Paysinger had a strong Holiday Bowl as well, with three tackles for loss. He has excellent size at 6-3, 220, and runs extremely well. Already one of the strongest linebackers on the team, he should have a huge junior year. You can be sure he’ll appear on many all-conference lists heading into ’09.


1) Masoli looked great at the end of the year, but the WR’s look a little thin. The running game should be fine, but who will Masoli throw to? This is definitely an issue. Masoli loses two of his top three WR targets from last year in Terence Scott and Jaison Williams. And after spring ball, it was announced that WR Aaron Pfulgrad would get his release from the program and would leave Eugene. But there is talent here, including TE Ed Dickson, who should have a strong senior year. And there was some good buzz this spring surrounding USC transfer Jamere Holland, an ultra fast and talented player who could be a big boost to the passing game. But with a running game so superior, it might not even matter that much. This is hardly a pass-happy offense.

2) What about the losses on the O-line? Now this IS a bigger issue. Gone are three experienced senior starters, led by all-everything center Max Unger, now a Seattle Seahawk. They will have to get things sorted out in fall camp, but offensive line has to be the biggest concern of the offense, if not the entire team. It’s hard to replace good, experienced horses up front and not expect some real bumps in the road?

3) And of course, the schedule. And what a schedule it is. Out of conference, they open with a doozy, on the smurf turf at Boise State on a Thursday night special. They also get Sugar Bowl champ Utah at home later in September. But they play just four conference road games this year, and they should be against mid-to-lower tier PAC-10 teams (@UCLA, @UW, @Stanford and @Arizona). In other words, the top-tier teams in the conference? They get them ALL in Autzen Stadium. That means USC, Cal, Oregon State, they all have to go through Eugene.

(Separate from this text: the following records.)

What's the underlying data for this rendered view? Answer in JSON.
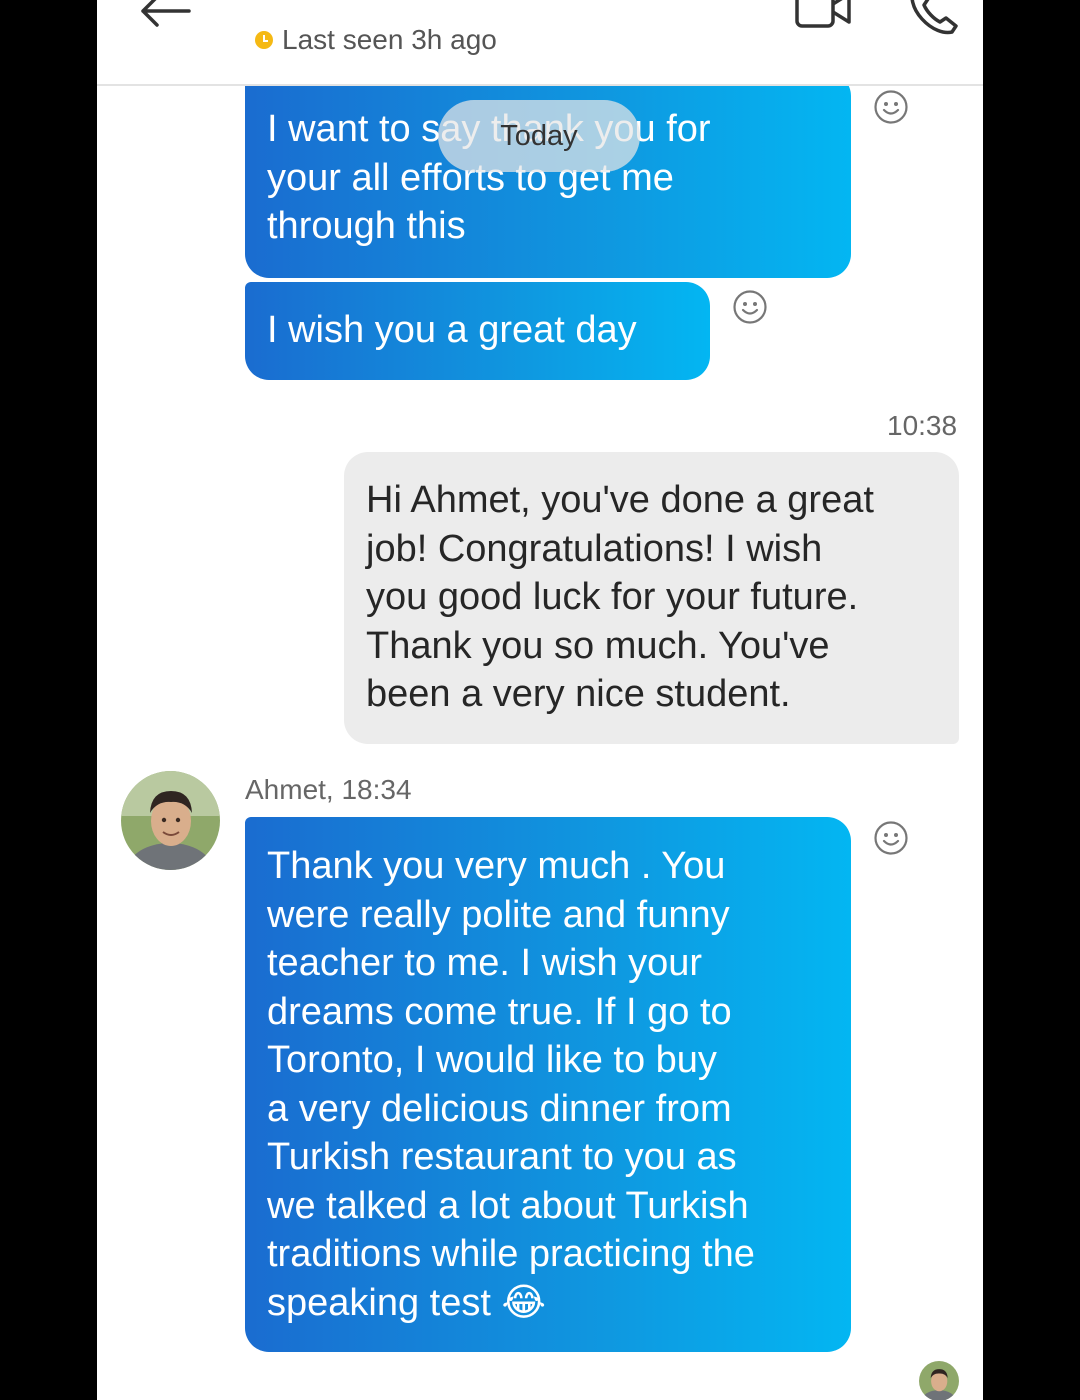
{
  "header": {
    "status_text": "Last seen 3h ago",
    "status_color": "#f5b914",
    "icons": [
      "back-arrow-icon",
      "video-call-icon",
      "phone-call-icon"
    ]
  },
  "date_divider": "Today",
  "messages": [
    {
      "type": "incoming",
      "text": "I want to say thank you for\nyour all efforts to get me\nthrough this"
    },
    {
      "type": "incoming",
      "text": "I wish you a great day"
    },
    {
      "type": "outgoing",
      "time": "10:38",
      "text": "Hi Ahmet, you've done a great\njob! Congratulations! I wish\nyou good luck for your future.\nThank you so much. You've\nbeen a very nice student."
    },
    {
      "type": "incoming",
      "sender": "Ahmet, 18:34",
      "text": "Thank you very much . You\nwere really polite and funny\nteacher to me. I wish your\ndreams come true. If I go to\nToronto, I would like to buy\na very delicious dinner from\nTurkish restaurant to you as\nwe talked a lot about Turkish\ntraditions while practicing the\nspeaking test",
      "emoji": "😂"
    }
  ],
  "colors": {
    "incoming_bubble_start": "#1a6cd0",
    "incoming_bubble_end": "#03b6f2",
    "outgoing_bubble": "#ececec"
  }
}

WSU Football Blog SEZ: Love ’em or hate ’em, Oregon is good. Really good. And awfully entertaining, especially on offense. But now, it’s a new world at Oregon. Mike Bellotti has started the proccss of moving upstairs, handing the headset to the top offensive coordinator around, Chip Kelly. For the first time since the ’94 Rose Bowl season, a new head coach will lead the program. Kelly gets his shot at the full-time head coaching gig that brought him across the country in the first place. Kelly, if you remember, landed in Eugene all the way from New Hampshire when he signed on to lead the Oregon O in ’07. It was an interesting hire at the time, and to come all the way across the country after 13 years at New Hampshire, well, it seemed like there would be more to this story. And what do you know, here we are.

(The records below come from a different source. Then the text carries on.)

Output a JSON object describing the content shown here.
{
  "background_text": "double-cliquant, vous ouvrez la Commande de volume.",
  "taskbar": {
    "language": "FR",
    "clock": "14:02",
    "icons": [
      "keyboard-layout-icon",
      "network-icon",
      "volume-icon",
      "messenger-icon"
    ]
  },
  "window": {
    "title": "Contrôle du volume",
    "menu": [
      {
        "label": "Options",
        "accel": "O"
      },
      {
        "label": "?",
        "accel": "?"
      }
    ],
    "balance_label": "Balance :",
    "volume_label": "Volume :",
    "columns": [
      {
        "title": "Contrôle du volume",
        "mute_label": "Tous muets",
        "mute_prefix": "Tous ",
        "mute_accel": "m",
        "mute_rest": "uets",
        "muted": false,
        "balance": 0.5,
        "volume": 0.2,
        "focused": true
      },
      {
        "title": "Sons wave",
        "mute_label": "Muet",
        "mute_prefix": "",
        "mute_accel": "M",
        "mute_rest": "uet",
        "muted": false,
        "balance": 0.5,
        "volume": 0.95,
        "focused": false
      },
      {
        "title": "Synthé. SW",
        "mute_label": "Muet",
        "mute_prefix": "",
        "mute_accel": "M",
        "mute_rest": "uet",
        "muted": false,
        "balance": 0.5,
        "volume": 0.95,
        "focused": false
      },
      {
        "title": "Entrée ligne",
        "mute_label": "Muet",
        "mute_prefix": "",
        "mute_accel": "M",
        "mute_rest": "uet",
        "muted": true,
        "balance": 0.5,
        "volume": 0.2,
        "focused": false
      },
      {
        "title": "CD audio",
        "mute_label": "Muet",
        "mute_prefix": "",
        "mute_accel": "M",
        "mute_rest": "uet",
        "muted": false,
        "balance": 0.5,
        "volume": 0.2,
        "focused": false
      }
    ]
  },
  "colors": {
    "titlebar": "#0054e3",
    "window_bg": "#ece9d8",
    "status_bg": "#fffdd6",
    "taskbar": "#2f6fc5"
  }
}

I think overall, things will be relatively the same as they were under Bellotti. They will play the same style of football, with the tough-to-handle offense and aggressive defense. But for this year, there are some real losses that are hard to overlook on both sides of the ball. All-timer defensive end Nick Reed has moved on and taken all those sacks and tackles for loss with him. Patrick Chung and Jairus Byrd have gone to the next level. So the defense has some holes to fill.

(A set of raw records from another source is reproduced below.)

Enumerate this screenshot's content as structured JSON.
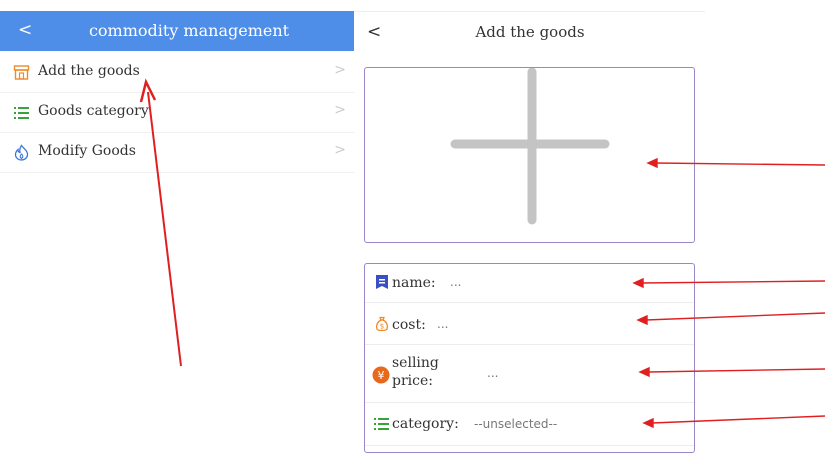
{
  "left_panel": {
    "header": {
      "back_glyph": "<",
      "title": "commodity management"
    },
    "menu": [
      {
        "icon": "shop-icon",
        "label": "Add the goods",
        "chevron": ">"
      },
      {
        "icon": "list-icon",
        "label": "Goods category",
        "chevron": ">"
      },
      {
        "icon": "flame-icon",
        "label": "Modify Goods",
        "chevron": ">"
      }
    ]
  },
  "right_panel": {
    "header": {
      "back_glyph": "<",
      "title": "Add the goods"
    },
    "upload": {
      "icon": "plus-icon"
    },
    "fields": [
      {
        "icon": "tag-icon",
        "label": "name:",
        "value": "..."
      },
      {
        "icon": "money-bag-icon",
        "label": "cost:",
        "value": "..."
      },
      {
        "icon": "yuan-icon",
        "label_line1": "selling",
        "label_line2": "price:",
        "value": "..."
      },
      {
        "icon": "list-icon",
        "label": "category:",
        "value": "--unselected--"
      }
    ]
  },
  "colors": {
    "header_blue": "#4e8ee8",
    "box_border": "#9b86c9",
    "annotation_red": "#e02020",
    "icon_orange": "#f08a24",
    "icon_green": "#3aa23a",
    "icon_navy": "#3b4fc4",
    "icon_blue": "#3a78d8",
    "plus_gray": "#c4c4c4"
  }
}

But the biggest issue I can’t help but think will derail them a little bit is the offensive line. They have some talented kids in the pipeline ready to take over up front, but man, young or inexperienced offensive lines just always seem to struggle a bit, especially early on. But if they can take care of business early and some of those linemen get some solid game time under their belts, they should be fine. The best news though is that the trigger man is back on offense, and that is just huge for a scheme like this. And with that favorable home schedule, where Oregon is 56-13 in their last 69 games? You have to like their chances to be at least an upper-division finisher, if not a legit challenger for a New Year’s day bowl.

That’s it for today. Enjoy it, and as always, GO COUGS!